• WHAT YOU ARE ASKED TO DO
Every record must be copied exactly, from first line to last.
━━ INPUT RECORDS
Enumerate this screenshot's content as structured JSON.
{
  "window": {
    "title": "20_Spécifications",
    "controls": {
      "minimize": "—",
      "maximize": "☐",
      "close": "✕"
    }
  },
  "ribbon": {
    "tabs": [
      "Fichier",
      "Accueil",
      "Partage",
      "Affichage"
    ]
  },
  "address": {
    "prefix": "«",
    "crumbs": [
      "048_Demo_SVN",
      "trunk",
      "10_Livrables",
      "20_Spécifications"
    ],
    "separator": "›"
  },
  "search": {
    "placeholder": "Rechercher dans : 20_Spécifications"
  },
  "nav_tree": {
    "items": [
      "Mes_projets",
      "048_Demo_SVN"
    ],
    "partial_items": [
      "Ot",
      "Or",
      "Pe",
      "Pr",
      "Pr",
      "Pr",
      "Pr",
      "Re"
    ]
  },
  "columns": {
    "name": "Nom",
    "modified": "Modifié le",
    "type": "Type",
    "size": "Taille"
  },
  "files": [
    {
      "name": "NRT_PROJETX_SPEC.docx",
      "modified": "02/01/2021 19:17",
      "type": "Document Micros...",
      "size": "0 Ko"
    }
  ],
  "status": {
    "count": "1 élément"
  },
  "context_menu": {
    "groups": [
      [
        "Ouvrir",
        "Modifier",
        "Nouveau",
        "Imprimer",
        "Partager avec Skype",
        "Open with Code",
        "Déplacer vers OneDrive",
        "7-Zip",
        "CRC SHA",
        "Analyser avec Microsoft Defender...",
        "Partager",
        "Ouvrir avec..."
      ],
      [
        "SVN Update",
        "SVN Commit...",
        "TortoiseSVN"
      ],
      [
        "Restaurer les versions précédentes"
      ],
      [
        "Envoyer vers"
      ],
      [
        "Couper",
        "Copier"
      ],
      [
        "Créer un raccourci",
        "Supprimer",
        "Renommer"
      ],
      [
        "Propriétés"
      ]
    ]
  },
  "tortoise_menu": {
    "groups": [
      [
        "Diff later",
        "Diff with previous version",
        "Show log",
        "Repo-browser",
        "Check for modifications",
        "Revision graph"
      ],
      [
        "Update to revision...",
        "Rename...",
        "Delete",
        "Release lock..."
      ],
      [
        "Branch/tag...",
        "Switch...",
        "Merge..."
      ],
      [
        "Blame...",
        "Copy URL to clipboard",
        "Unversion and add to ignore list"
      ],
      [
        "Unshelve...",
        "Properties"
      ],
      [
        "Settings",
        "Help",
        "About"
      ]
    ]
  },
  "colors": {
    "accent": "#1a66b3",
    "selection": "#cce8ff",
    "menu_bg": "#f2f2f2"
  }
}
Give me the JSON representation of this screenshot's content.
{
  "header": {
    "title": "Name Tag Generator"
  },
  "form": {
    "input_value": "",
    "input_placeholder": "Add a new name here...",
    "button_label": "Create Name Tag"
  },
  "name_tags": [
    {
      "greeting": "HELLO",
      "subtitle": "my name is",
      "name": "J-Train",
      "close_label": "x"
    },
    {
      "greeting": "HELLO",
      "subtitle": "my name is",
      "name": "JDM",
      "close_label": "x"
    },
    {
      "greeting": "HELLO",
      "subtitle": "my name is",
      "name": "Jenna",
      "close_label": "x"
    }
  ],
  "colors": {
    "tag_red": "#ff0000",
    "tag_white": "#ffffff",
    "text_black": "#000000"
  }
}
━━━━
• REPLY
Enumerate this screenshot's content as structured JSON.
{
  "window": {
    "title": "20_Spécifications",
    "controls": {
      "minimize": "—",
      "maximize": "☐",
      "close": "✕"
    }
  },
  "ribbon": {
    "tabs": [
      "Fichier",
      "Accueil",
      "Partage",
      "Affichage"
    ]
  },
  "address": {
    "prefix": "«",
    "crumbs": [
      "048_Demo_SVN",
      "trunk",
      "10_Livrables",
      "20_Spécifications"
    ],
    "separator": "›"
  },
  "search": {
    "placeholder": "Rechercher dans : 20_Spécifications"
  },
  "nav_tree": {
    "items": [
      "Mes_projets",
      "048_Demo_SVN"
    ],
    "partial_items": [
      "Ot",
      "Or",
      "Pe",
      "Pr",
      "Pr",
      "Pr",
      "Pr",
      "Re"
    ]
  },
  "columns": {
    "name": "Nom",
    "modified": "Modifié le",
    "type": "Type",
    "size": "Taille"
  },
  "files": [
    {
      "name": "NRT_PROJETX_SPEC.docx",
      "modified": "02/01/2021 19:17",
      "type": "Document Micros...",
      "size": "0 Ko"
    }
  ],
  "status": {
    "count": "1 élément"
  },
  "context_menu": {
    "groups": [
      [
        "Ouvrir",
        "Modifier",
        "Nouveau",
        "Imprimer",
        "Partager avec Skype",
        "Open with Code",
        "Déplacer vers OneDrive",
        "7-Zip",
        "CRC SHA",
        "Analyser avec Microsoft Defender...",
        "Partager",
        "Ouvrir avec..."
      ],
      [
        "SVN Update",
        "SVN Commit...",
        "TortoiseSVN"
      ],
      [
        "Restaurer les versions précédentes"
      ],
      [
        "Envoyer vers"
      ],
      [
        "Couper",
        "Copier"
      ],
      [
        "Créer un raccourci",
        "Supprimer",
        "Renommer"
      ],
      [
        "Propriétés"
      ]
    ]
  },
  "tortoise_menu": {
    "groups": [
      [
        "Diff later",
        "Diff with previous version",
        "Show log",
        "Repo-browser",
        "Check for modifications",
        "Revision graph"
      ],
      [
        "Update to revision...",
        "Rename...",
        "Delete",
        "Release lock..."
      ],
      [
        "Branch/tag...",
        "Switch...",
        "Merge..."
      ],
      [
        "Blame...",
        "Copy URL to clipboard",
        "Unversion and add to ignore list"
      ],
      [
        "Unshelve...",
        "Properties"
      ],
      [
        "Settings",
        "Help",
        "About"
      ]
    ]
  },
  "colors": {
    "accent": "#1a66b3",
    "selection": "#cce8ff",
    "menu_bg": "#f2f2f2"
  }
}
Give me the JSON representation of this screenshot's content.
{
  "header": {
    "title": "Name Tag Generator"
  },
  "form": {
    "input_value": "",
    "input_placeholder": "Add a new name here...",
    "button_label": "Create Name Tag"
  },
  "name_tags": [
    {
      "greeting": "HELLO",
      "subtitle": "my name is",
      "name": "J-Train",
      "close_label": "x"
    },
    {
      "greeting": "HELLO",
      "subtitle": "my name is",
      "name": "JDM",
      "close_label": "x"
    },
    {
      "greeting": "HELLO",
      "subtitle": "my name is",
      "name": "Jenna",
      "close_label": "x"
    }
  ],
  "colors": {
    "tag_red": "#ff0000",
    "tag_white": "#ffffff",
    "text_black": "#000000"
  }
}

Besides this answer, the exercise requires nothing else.